The MST Reader: Bitcoin + Blockchain for Beginners (Part 2)
The MST Reader is a series of guest posts offering overviews of interesting and timely topics that affect our world.
Dave Karlotski is a writer who blogs about cryptocurrency-related topics, among other things. He is a NH native and UNH graduate who co-founded the local newspaper The Wire, and served as its publisher until 2014. Dave also co-founded The Seacoast Summer Guide (15 years strong) and is a co-founder of the RPM Challenge https://www.rpmchallenge.com.
Bitcoin and Blockchain for Beginners
Part 2: Under the Hood
In 2009 the Bitcoin blockchain began, and bitcoins were created and exchanged over the network for the first time.
The Bitcoin blockchain a distributed public ledger of all Bitcoin transactions, ever. If it’s not recorded in the blockchain, then it didn’t happen. Every ten minutes or so, another “block” of transactions is approved by the network, which then become a part of the public record. Tools such as block explorers allow users to browse through the whole history of Bitcoin transactions, able to look up any transaction that has ever been made or address that has ever been used.
The blockchain solves the problem of trust in a digital environment. Digital files can be copied and shared endlessly, which makes them worthless as money. But bitcoins are not files or objects — bitcoin transactions exist only as recorded in the blockchain.
It’s hard to understand cryptocurrencies without shaking up the ideas we have about money. We think about money as something that we can put in our pocket and own; even when we use a bank, we visualize that we are putting it “in” the bank, and granting them permission to hold it for us. Really, though, a currency is a vast ledger system administered first by governments, and then by banks on top of that. The paper dollar in your pocket is a record of a unit whose existence — serial number and all — has been sanctioned by the government, a physical representation of a unit in a vast ledger maintained by a third party.
With cryptocurrencies like Bitcoin, no one organization owns or controls the ledger, not even the inventors of Bitcoin; instead it is public and owned by everyone who participates in the network.

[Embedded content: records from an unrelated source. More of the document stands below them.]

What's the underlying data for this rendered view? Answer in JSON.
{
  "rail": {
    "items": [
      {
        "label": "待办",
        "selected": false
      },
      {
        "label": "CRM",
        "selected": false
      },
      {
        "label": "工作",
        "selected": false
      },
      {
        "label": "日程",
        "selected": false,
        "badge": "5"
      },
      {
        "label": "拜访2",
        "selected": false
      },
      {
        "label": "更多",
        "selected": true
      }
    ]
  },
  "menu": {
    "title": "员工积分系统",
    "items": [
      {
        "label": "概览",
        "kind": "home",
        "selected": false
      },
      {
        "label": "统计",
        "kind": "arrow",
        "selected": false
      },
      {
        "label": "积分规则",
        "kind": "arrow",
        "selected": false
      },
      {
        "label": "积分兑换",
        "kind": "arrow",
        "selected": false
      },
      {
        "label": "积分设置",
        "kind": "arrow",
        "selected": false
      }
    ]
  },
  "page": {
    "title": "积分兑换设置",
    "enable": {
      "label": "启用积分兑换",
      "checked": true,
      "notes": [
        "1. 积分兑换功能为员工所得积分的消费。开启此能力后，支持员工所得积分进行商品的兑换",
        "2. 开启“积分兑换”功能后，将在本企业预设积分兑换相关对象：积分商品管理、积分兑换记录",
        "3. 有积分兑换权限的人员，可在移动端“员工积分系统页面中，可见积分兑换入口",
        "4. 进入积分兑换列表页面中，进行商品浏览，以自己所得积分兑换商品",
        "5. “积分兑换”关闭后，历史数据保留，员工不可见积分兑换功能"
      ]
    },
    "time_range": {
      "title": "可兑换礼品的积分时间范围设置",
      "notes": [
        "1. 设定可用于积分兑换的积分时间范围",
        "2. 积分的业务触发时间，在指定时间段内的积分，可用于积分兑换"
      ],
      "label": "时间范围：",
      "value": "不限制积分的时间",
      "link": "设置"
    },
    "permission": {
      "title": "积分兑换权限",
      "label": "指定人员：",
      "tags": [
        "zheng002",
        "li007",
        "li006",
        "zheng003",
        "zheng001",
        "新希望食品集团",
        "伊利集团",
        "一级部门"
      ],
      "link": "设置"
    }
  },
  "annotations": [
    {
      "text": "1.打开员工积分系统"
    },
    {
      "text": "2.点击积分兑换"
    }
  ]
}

In order to use Bitcoin, you’re essentially agreeing to abide by the distributed ledger that is the Bitcoin blockchain.
The other half of the recipe that makes Bitcoin work is asymmetric cryptography, or, for most of us, math magic. Asymmetric cryptography allows for secure public-private key pairs: the private, secret key that you hold on to which controls your funds is used to generate public addresses at which you can receive funds from other people. However, those public addresses cannot be used to generate or see your private key. It remains secure and hidden, even though the two numbers are mathematically linked, and one of them (the public address) is visible on the blockchain.
Where do you keep your private key? In your Bitcoin wallet. Every Bitcoin wallet has, at its heart, a private key, which is a huge number. To make it easier for humans to use, that huge number is usually represented as a long series of either letters and numbers or as a string of words which can be more easily written down and backed up somewhere safe, but it is nonetheless a number.
Using this private, hidden key, the wallet software then generates public addresses as tools for public-facing currency exchange, which can be used for transactions and seen on the blockchain. These addresses are completely unique to your key, and can never be associated with any other wallet but yours. These public addresses are also large, unwieldy numbers, represented as letters and numbers, and they are hard for humans to transcribe accurately without great care — it’s very rare that someone would write down a Biitcoin address by hand. Copy-and-paste and QR codes make handling these addresses much easier.
So that’s how the blockchain solved the problem of trust. But what about value?
Making money simple is a complicated project, whichever end you approach it from.